Raw data below:

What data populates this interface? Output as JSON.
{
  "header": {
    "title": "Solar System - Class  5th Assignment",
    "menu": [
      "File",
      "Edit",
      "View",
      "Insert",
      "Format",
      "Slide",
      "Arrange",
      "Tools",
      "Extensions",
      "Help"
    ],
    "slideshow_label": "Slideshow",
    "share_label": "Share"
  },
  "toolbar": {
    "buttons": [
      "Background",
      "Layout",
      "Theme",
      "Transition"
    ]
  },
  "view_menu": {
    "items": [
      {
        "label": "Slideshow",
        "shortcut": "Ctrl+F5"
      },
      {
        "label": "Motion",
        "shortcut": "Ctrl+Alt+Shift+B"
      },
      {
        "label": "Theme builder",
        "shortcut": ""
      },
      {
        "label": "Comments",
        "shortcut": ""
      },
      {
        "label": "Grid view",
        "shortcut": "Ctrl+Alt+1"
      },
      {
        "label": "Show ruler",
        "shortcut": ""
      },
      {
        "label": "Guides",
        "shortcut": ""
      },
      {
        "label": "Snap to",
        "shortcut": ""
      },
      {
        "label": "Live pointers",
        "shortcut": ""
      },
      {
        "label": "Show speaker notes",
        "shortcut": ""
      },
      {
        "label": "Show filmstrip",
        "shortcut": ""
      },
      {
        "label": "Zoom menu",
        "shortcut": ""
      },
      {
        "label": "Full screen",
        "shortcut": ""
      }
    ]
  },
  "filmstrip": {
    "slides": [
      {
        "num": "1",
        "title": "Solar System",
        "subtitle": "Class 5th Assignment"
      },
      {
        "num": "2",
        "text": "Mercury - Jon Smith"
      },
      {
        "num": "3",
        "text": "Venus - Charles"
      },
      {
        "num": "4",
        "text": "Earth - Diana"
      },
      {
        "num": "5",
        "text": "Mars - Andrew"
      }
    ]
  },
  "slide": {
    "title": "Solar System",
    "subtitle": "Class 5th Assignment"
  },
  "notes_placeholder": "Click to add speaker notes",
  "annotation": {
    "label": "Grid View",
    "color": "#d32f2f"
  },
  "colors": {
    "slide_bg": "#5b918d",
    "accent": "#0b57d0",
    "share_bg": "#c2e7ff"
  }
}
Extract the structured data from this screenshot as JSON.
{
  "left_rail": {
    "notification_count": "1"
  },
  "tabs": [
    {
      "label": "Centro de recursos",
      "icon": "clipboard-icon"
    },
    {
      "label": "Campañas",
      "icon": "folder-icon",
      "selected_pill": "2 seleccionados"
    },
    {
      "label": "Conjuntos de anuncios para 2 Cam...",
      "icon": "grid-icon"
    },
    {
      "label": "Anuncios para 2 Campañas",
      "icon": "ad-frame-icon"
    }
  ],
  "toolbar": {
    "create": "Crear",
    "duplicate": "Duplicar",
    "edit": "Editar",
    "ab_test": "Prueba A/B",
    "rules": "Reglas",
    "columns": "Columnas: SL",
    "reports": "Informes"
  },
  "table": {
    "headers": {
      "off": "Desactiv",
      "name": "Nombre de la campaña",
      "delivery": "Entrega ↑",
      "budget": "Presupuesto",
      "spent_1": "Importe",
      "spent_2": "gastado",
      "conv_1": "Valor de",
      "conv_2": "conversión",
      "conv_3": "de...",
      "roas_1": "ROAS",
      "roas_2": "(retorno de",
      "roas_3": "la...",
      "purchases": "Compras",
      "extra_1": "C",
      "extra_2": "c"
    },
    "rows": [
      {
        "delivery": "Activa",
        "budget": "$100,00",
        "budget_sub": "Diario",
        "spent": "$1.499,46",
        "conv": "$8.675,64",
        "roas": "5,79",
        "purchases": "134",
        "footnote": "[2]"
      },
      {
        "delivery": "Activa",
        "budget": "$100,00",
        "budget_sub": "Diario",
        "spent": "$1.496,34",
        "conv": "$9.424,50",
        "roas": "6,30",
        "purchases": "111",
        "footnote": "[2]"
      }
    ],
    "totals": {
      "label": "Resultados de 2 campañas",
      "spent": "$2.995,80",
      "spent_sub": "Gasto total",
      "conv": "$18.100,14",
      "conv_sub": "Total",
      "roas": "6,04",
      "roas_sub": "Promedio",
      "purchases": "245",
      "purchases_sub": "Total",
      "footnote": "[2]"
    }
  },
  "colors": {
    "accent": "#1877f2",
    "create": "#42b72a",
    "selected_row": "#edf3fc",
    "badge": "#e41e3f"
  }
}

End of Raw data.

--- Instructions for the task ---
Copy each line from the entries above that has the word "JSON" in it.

--- Solution for this exercise ---
What data populates this interface? Output as JSON.
Extract the structured data from this screenshot as JSON.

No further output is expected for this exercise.